This year, the church celebrates Catechetical Sunday on Sept 21, and will focus on the theme, “Teaching about God’s Gift of Forgiveness.” This special celebration affords us the gracious opportunity to reflect on the role that the whole community of faith plays, by virtue of their baptism in handing on the beauty of our faith story and being witnesses to the Gospel.

Pope Francis reminds us that “the joy of the Gospel is the joy of forgiveness. It is the joy of the shepherd who finds his sheep; the joy of the woman who lost her coin; the joy of the father who welcomes home his lost son.”

The theme of God’s mercy weaves through our faith tradition. God never tires of drawing us into this gift of all surrounding grace poured out, overflowing. It is perhaps the most awesome of all of God’s qualities.

Indeed, our God “delights in clemency” (Micah 7:18). His tender compassion is renewed each day, like the rising of the sun. His mercy reaches into the dark spaces of our floundering and our faltering. It enters there, picks us up, holds us and surrounds us until we are healed. If we take our human experience seriously, we will find traces of this challenging mercy and the very wisdom of God’s spirit in the joys and sorrows, hurts and triumphs of our lives.

Mindful of our world situation today, where millions of our brothers and sisters are held captive by the ravages of war, poverty and violence, it becomes ever more critical that our catechetical efforts bring God’s forgiveness and mercy to a world in pain and insecurity.

Mercy must move us, as it moved Jesus, to act with love and integrity, at whatever cost — to do whatever the situation requires of us to resist, expose, advocate, remedy. It is not a puny or sentimental love, but places loving limits and consequences that are sometimes needed.

Forgiveness likewise calls us to be merciful to the offences of others, to be ready to show mercy to those who injure us. St. Stephen, the first martyr fell on his knees and cried out in a loud voice, “Lord, do not hold this sin against them” (Acts 7: 60).

It is vital to remember that genuine forgiveness leads to healing of relationships, but does not ask that we deny the wrong done. Although we long for healing, we find the process arduous and the thought of forgiveness somewhat disturbing. So we are at times tempted to allow anger to nest in our hearts or get involved in revenge.

In our efforts to be merciful, we must remember to be merciful to ourselves. We may have a tendency to sense that we never measure up to other’s expectations; we hang onto our failures; we forget to forgive ourselves. And so we remain paralyzed.

 It is the catechist’s and teacher’s privilege and duty to awaken in children, youth and adults a hunger for the healing peace and joy of forgiveness. It is essential that we accompany people on the journey as Jesus did in the Emmaus story (Luke 24), enter their conversation and gently lead them to experience Jesus’ unconditional love in the sacrament of reconciliation — an experience expressed in Evangelii Gaudium (n. 44) “as an encounter with the Lord which may spur us to do our best. ”

With great gratitude for the gift and blessing of several thousand catechists who already serve the faith formation needs of our communities of faith, we are in addition delighted to add new catechetical ministers to their numbers.
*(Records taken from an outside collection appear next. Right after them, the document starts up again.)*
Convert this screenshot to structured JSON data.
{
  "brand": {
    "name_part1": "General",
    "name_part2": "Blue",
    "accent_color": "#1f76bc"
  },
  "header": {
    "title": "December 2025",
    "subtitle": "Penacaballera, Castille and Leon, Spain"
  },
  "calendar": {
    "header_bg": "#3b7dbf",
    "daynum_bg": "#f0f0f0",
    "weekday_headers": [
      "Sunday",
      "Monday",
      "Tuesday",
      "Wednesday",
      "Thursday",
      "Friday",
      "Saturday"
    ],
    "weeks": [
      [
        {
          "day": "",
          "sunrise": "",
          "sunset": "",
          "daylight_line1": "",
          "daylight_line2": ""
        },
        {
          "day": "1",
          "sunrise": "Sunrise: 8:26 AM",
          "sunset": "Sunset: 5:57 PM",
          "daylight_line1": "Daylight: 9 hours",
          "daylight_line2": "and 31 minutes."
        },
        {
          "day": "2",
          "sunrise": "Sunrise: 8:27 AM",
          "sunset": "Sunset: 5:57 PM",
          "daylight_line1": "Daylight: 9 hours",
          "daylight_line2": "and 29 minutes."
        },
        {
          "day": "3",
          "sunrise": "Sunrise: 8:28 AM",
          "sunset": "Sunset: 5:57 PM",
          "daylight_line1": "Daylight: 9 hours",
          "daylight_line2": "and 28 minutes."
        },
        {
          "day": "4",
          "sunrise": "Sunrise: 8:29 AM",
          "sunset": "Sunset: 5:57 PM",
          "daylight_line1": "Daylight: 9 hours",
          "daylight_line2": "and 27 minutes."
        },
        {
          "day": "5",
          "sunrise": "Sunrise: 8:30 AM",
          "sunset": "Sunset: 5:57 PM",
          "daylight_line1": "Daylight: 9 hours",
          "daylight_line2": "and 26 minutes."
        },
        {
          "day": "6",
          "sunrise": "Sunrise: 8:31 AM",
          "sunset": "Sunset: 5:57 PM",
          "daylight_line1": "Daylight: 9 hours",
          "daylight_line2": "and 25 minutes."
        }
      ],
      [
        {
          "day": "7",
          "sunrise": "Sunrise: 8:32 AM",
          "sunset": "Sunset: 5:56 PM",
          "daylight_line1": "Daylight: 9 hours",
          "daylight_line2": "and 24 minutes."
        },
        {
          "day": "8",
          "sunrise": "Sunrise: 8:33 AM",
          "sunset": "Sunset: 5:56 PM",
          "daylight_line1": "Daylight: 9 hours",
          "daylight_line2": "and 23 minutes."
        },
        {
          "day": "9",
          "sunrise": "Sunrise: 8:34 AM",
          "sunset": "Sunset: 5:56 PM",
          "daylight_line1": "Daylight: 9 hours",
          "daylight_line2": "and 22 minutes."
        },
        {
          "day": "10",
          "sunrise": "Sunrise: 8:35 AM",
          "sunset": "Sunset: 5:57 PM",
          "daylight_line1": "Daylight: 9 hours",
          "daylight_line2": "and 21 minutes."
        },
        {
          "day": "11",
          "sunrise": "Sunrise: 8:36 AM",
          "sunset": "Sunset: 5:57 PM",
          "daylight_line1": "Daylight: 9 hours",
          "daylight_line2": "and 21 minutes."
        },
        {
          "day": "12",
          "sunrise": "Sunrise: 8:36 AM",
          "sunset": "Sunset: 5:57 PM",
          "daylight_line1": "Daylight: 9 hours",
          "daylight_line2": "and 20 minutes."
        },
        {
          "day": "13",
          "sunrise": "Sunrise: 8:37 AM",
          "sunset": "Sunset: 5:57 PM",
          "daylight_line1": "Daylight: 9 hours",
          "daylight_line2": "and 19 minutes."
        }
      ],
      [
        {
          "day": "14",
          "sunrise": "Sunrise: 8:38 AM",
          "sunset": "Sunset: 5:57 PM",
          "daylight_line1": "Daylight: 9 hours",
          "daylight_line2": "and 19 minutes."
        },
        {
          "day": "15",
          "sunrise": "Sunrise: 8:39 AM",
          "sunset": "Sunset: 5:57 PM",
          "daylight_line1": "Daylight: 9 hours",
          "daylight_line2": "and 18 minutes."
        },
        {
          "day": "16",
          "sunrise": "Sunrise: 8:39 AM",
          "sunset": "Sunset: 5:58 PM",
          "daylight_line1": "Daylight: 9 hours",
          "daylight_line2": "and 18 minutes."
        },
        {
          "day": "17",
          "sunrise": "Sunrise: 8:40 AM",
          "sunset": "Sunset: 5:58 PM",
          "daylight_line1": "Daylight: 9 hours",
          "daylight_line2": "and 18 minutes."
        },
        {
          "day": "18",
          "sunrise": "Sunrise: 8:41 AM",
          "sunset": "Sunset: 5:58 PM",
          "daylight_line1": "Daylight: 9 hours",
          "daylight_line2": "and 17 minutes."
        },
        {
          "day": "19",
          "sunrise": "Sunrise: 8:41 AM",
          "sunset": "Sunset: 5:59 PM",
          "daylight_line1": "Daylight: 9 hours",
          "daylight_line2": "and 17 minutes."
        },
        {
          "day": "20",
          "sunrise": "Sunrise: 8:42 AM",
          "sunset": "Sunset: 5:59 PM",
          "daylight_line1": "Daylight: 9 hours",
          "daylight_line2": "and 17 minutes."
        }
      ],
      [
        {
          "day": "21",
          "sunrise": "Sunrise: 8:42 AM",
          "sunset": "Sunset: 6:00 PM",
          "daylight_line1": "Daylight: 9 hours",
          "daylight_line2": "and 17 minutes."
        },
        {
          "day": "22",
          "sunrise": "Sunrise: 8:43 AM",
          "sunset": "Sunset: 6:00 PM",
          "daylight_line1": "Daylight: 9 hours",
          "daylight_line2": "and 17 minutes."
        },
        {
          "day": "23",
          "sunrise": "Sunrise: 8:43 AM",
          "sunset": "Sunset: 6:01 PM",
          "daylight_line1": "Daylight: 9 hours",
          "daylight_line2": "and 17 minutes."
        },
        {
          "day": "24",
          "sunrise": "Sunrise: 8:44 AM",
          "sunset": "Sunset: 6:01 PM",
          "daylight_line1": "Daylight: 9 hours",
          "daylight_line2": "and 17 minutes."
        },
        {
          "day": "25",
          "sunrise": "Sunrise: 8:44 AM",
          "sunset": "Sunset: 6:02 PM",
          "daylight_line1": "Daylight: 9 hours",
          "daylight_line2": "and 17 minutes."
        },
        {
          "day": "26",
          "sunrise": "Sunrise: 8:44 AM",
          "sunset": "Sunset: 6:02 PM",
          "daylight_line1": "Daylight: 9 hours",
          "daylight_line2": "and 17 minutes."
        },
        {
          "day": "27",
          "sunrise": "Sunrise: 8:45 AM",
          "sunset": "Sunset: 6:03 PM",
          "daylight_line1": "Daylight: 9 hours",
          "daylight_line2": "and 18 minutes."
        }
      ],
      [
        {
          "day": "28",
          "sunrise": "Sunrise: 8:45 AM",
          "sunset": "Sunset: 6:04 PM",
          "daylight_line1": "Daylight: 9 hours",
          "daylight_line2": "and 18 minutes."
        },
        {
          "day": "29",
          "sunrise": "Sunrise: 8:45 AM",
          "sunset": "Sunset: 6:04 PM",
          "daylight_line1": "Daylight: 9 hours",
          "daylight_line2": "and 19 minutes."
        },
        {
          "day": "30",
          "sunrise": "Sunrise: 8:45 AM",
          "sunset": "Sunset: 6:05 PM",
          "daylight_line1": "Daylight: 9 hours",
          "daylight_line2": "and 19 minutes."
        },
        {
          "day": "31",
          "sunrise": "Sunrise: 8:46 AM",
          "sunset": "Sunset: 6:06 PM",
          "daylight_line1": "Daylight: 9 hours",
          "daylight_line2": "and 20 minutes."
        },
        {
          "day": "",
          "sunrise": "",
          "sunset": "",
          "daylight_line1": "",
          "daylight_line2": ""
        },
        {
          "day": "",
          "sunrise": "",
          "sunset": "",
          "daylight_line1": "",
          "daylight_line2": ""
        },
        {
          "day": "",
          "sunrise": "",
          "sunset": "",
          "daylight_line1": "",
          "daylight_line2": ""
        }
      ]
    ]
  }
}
Last Sunday (Sept. 14), we gathered at the Cathedral of Our Lady of the Angels where those who have completed courses in Basic and Advanced Catechetical Formation and Biblical studies were commissioned by Archbishop José Gomez to minister in the parishes of the Archdiocese.

Their lives of dedicated service will help make God’s forgiveness and mercy seen and experienced as they work tirelessly through the power of the Spirit to transform this vast universe into a place of justice, forgiveness and deep peace.

Religious Sister of Charity Edith Prendergast is the director of the Office of Religious Education.